I’m saving all my receipts in the hope that somehow I’ll be able to write the trip off on my taxes.
Of course we knew about the transportation strike before we left, but I think all of us were hoping that it would be over before we landed – no such luck. When we landed at the airport, we had to wait 45 minutes for the airport bus to take us to a city train station that was kind of near our hotel, and then taxi it the rest of the way.
One thing I’d forgotten about Europeans is that they don’t line up – they just crowd around and shove each other. I will never understand this, but I’m really good at shoving people without being too obvious about it (an important skill when the producer’s having a conversation in the only doorway into the set and I’ve got a 60 lb. light on my shoulder that’s hotter than the surface of the sun), so we got on the first bus out and managed to arrive at our hotel in about the same amount of time it would have taken had we gotten on the train.
Our first night in Paris, we just walked across the street from the hotel and grabbed dinner at a cafe which was really smoke filled (another thing I’d forgotten about Europe) but had good food. With the exchange rate, dinner cost approximately $17,000. Each.
Because of the transportation strike, we were pretty much limited to stuff in the center of the city – there was some train service, but it was unpredictable and the lines were being shut down with very little notice. I, for one, didn’t want to get stuck in some far-flung corner of the city when the subway line went down and have to pay a small fortune to take a taxi back to the hotel.

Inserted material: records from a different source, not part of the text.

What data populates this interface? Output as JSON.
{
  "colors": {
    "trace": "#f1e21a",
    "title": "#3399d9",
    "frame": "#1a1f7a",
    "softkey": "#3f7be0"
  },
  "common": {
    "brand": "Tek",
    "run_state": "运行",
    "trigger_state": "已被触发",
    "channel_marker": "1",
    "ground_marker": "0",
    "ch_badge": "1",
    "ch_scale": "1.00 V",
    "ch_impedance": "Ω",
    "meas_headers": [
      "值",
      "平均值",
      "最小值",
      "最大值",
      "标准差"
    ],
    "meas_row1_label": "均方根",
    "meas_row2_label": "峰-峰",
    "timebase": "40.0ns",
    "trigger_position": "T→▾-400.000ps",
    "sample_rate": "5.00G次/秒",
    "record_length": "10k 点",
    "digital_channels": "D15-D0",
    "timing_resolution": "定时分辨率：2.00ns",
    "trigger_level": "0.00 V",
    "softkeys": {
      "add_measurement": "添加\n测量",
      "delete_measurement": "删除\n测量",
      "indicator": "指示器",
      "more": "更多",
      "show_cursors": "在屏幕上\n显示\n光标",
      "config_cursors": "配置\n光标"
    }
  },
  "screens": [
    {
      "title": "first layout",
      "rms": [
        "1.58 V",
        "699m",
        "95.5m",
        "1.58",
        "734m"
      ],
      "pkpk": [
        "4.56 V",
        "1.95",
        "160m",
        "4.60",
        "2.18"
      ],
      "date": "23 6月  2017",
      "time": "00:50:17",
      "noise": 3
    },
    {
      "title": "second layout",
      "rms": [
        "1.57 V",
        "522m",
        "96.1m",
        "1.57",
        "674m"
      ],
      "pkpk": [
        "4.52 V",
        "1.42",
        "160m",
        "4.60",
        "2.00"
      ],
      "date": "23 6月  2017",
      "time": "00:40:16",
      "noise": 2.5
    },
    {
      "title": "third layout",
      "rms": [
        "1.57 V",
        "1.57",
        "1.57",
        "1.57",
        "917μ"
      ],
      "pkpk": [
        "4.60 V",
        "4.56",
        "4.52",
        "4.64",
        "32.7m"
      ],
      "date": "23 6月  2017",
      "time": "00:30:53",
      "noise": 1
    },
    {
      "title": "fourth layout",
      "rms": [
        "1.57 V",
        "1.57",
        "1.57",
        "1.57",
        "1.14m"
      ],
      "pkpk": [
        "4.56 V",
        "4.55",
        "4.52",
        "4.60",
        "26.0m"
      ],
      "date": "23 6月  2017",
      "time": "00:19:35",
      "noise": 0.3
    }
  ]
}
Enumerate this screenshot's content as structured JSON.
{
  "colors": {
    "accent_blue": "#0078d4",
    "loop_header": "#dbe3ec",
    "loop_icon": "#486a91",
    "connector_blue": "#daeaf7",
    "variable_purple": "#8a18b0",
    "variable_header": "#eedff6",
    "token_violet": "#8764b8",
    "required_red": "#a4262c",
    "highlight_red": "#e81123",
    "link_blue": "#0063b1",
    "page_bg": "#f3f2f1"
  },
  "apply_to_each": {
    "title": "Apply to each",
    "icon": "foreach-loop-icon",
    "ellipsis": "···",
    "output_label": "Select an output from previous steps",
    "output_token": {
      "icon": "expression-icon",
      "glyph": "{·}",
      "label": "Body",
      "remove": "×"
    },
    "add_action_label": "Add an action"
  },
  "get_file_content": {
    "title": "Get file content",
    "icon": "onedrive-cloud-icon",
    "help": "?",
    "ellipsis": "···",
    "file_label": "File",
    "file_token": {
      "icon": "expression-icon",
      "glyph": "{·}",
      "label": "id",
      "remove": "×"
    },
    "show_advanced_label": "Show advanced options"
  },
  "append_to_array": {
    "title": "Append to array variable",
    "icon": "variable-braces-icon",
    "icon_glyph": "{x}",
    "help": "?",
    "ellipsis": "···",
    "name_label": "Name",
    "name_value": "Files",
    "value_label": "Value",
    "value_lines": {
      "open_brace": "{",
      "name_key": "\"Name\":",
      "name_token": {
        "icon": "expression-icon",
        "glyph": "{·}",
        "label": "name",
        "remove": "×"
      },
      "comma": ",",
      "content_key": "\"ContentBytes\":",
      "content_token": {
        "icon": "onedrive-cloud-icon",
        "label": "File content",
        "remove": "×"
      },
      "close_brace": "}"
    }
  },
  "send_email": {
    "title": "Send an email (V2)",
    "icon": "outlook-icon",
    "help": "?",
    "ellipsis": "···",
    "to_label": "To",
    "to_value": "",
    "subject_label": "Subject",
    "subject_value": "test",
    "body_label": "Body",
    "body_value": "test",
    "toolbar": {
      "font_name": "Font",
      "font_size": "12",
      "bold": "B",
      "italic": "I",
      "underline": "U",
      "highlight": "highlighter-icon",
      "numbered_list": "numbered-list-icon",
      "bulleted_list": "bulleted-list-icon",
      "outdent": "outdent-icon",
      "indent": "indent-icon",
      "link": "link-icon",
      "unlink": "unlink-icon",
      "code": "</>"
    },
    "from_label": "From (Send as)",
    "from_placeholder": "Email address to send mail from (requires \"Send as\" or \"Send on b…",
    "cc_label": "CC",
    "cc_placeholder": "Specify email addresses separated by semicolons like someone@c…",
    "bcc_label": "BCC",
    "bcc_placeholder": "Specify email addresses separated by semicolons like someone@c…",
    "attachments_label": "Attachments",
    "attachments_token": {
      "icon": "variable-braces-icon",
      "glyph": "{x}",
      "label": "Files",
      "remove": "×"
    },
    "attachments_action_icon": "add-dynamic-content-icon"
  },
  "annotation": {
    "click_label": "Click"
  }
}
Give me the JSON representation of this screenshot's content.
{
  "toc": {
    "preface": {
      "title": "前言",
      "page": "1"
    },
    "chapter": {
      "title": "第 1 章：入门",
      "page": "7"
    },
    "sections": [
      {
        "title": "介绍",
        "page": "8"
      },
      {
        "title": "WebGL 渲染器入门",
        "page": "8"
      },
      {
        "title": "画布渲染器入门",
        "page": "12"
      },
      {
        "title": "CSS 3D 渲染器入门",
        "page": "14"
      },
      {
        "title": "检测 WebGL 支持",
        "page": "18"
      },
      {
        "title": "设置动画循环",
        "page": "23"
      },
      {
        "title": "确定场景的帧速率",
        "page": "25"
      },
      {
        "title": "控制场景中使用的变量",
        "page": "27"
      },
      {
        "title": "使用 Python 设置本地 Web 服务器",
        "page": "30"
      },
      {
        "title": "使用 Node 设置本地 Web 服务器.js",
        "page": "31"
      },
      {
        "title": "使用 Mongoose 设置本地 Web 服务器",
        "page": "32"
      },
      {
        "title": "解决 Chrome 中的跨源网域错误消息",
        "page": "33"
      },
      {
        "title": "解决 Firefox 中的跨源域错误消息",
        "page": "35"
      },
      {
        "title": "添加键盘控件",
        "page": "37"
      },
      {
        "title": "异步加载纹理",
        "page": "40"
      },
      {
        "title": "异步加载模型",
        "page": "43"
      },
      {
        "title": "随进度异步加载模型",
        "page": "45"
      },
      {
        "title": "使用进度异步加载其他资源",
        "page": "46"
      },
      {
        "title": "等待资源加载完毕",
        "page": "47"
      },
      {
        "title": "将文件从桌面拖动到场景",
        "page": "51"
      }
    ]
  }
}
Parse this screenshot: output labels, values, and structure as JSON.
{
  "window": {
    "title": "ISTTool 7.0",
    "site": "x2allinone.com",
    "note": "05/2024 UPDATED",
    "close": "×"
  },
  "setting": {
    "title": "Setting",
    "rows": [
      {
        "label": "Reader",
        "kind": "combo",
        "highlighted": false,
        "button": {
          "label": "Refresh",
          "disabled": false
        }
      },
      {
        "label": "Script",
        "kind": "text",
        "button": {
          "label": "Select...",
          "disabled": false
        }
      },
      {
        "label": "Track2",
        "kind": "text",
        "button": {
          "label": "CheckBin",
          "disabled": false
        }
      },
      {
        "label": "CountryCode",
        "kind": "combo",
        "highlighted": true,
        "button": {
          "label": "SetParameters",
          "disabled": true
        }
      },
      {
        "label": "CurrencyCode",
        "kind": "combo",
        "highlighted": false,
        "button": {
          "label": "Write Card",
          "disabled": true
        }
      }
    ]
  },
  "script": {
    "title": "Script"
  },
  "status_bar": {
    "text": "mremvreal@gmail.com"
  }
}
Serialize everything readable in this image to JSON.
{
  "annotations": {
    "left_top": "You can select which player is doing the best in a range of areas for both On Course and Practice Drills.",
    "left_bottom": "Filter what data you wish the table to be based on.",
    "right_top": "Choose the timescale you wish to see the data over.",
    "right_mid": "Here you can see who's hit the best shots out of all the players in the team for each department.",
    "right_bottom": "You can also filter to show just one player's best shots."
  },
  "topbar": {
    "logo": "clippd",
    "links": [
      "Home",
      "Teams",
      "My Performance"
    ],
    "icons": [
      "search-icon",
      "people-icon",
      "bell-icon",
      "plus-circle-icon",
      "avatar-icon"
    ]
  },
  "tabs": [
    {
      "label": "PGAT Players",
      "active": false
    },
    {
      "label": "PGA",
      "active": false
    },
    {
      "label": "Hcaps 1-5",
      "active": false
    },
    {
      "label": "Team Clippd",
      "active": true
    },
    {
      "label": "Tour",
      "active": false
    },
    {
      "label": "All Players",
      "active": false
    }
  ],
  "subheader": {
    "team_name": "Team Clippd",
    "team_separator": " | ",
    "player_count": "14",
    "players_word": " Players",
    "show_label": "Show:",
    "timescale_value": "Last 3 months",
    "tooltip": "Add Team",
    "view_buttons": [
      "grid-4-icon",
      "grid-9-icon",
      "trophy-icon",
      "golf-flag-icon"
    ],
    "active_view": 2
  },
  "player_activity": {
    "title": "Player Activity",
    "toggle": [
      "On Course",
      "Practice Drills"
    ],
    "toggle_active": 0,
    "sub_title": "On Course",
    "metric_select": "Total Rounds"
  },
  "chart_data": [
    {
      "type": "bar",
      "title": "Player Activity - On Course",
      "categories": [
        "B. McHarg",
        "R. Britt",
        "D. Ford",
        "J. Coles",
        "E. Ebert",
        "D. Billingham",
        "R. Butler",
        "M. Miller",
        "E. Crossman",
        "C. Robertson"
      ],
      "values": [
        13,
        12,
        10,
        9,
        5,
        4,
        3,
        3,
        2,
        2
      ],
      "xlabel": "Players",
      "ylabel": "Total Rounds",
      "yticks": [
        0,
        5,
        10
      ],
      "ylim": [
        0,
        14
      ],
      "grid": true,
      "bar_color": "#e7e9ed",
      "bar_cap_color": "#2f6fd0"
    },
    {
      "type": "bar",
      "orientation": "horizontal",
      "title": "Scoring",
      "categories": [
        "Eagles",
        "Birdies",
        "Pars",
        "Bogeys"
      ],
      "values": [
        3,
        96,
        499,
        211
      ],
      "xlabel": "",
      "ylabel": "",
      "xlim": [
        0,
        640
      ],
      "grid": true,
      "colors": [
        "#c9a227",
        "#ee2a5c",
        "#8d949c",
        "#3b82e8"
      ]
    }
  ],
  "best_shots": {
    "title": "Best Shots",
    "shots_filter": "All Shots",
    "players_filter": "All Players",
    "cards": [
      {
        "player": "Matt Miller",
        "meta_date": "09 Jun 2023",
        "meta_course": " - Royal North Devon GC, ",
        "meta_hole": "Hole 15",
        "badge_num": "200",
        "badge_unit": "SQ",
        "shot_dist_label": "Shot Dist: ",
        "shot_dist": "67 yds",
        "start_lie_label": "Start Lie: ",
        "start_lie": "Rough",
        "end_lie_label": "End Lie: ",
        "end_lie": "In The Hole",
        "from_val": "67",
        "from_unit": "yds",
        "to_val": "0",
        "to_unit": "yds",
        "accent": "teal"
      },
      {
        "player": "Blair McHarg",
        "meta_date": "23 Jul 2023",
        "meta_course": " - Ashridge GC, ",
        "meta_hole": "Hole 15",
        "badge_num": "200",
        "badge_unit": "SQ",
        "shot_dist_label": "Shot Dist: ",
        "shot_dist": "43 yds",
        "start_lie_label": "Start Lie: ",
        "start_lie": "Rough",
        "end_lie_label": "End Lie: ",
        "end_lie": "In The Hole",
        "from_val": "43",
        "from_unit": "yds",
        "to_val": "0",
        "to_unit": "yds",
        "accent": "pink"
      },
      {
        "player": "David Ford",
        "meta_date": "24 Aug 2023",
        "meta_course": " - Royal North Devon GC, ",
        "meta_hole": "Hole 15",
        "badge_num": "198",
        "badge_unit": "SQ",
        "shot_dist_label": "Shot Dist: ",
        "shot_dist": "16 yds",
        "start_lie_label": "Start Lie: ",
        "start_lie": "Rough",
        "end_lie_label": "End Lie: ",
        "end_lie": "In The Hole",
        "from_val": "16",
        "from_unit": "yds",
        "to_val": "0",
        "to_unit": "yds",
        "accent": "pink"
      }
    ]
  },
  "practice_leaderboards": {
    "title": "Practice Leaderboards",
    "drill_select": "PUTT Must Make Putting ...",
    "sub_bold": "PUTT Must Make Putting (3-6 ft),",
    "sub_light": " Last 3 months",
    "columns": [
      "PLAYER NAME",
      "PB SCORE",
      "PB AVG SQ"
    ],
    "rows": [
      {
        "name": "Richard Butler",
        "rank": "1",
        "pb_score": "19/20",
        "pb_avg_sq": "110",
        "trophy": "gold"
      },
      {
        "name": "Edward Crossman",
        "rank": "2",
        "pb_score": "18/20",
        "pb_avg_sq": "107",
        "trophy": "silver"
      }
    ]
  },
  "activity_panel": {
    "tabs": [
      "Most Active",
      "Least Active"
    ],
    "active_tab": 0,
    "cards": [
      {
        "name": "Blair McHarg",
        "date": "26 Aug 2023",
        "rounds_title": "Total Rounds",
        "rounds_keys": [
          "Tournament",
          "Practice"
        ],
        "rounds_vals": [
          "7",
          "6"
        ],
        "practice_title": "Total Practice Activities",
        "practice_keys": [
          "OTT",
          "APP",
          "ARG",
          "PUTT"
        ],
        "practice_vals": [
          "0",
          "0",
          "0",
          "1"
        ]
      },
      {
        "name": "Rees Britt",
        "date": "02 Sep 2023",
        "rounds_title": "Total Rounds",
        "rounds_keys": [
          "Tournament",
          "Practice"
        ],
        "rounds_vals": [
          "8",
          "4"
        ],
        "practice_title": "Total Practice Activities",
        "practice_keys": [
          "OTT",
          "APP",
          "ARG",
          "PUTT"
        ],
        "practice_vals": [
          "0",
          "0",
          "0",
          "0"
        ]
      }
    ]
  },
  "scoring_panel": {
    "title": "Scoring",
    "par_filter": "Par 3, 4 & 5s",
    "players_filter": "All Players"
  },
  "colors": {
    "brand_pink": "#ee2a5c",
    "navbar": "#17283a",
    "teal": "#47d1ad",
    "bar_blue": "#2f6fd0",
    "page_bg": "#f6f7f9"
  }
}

Our hotel was on the left bank near the Luxembourg gardens, which seemed fairly central when I booked it, but when faced with the whole walking thing, I really wish I’d been able to afford something even closer to the center of the city.
The advantages of travelling in the off-season were the lack of huge lines. We got into the Louvre right away, although I skipped the paintings, which I’d seen before and went straight to the old fortress that’s on the lower level.
Later the same night, we went up the Eiffel Tower – when we got up to the top, there was freezing rain and the wind was howling around us. I stayed in the lee of the elevator shaft, but still managed to get some great photos before my hands stopped working because of the cold:
The blue beam was coming from the tower itself – it rotated around, and I’m still not sure why, but the tower was definitely the highlight of Paris for me. The last time I was in Paris, it was the summertime and it was so crowded with tourists that you had to wait hours to go up, so I didn’t get to go.
Although I had a good time, I still stand by my statement that I can take or leave Paris. It’s not that I don’t like it, it’s just that it’s, well, it’s a large city – it’s crowded and dirty and the stairwells all smell like piss. Just like LA, just like New York, just like Berlin, just like London.
Everyone was really nice, though, and they were very understanding about my atrocious French. We had some wonderful hot chocolate on the Ile St. Louis (someone at work had recommended Angelina, but the place we found had better hot chocolate and now I can’t remember the name of it although were I there I’d be able to find it again just by following the smell), and I ate a bunch of stuff I really shouldn’t have and didn’t gain any weight because I was walking 50 miles a day.
On Monday morning, we packed up and headed out to pick up the car and start driving south – which is where I’ll pick up tomorrow (or Monday, depending on how lazy I’m feeling), since this is getting a bit long.
Filed under: Non-Work, travel, chocolate, cold, dinner, food, France, heat, heater, Paris, strike, travel, vacation